▶ Dataset rows for apps and sites
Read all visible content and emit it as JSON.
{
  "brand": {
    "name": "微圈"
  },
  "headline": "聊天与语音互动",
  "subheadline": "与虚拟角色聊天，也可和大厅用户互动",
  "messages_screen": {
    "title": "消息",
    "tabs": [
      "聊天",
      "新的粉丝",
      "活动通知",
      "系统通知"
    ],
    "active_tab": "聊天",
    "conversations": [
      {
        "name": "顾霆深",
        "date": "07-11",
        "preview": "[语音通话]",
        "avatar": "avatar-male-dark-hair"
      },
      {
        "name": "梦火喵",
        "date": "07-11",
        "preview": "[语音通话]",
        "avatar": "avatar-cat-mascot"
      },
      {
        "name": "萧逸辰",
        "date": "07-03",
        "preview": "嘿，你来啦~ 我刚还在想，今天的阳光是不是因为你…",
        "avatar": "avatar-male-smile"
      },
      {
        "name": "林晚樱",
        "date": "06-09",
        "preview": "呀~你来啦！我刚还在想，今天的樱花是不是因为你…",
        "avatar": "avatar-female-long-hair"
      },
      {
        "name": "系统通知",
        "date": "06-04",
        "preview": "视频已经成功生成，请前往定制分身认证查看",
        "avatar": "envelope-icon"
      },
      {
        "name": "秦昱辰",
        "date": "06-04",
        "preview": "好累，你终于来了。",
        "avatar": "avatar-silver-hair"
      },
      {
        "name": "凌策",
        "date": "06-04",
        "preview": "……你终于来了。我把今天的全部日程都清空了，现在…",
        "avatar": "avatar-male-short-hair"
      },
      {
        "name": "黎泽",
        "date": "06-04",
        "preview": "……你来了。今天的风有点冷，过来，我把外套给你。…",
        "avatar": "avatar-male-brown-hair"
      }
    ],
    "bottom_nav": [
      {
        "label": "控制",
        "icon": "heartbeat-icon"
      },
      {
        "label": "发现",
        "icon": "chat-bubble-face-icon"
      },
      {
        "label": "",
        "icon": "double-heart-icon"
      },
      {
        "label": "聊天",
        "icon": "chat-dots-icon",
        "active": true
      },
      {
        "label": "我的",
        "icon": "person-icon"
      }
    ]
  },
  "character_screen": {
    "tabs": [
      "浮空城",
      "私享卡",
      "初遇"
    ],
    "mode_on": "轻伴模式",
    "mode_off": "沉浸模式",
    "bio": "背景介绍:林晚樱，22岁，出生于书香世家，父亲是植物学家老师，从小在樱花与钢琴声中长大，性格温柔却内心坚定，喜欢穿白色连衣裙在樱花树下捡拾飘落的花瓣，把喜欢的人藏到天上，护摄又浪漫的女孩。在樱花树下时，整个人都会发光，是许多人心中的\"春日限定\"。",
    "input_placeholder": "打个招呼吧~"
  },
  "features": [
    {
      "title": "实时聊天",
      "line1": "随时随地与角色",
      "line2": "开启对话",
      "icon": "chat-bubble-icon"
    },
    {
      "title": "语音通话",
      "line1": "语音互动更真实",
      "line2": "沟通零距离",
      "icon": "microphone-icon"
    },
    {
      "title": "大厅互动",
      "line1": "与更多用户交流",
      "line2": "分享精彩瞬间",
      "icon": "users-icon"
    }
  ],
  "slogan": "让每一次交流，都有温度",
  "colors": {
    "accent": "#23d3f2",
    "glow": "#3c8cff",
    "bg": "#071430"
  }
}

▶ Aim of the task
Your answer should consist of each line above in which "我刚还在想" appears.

▶ Expected answer
        "preview": "嘿，你来啦~ 我刚还在想，今天的阳光是不是因为你…",
        "preview": "呀~你来啦！我刚还在想，今天的樱花是不是因为你…",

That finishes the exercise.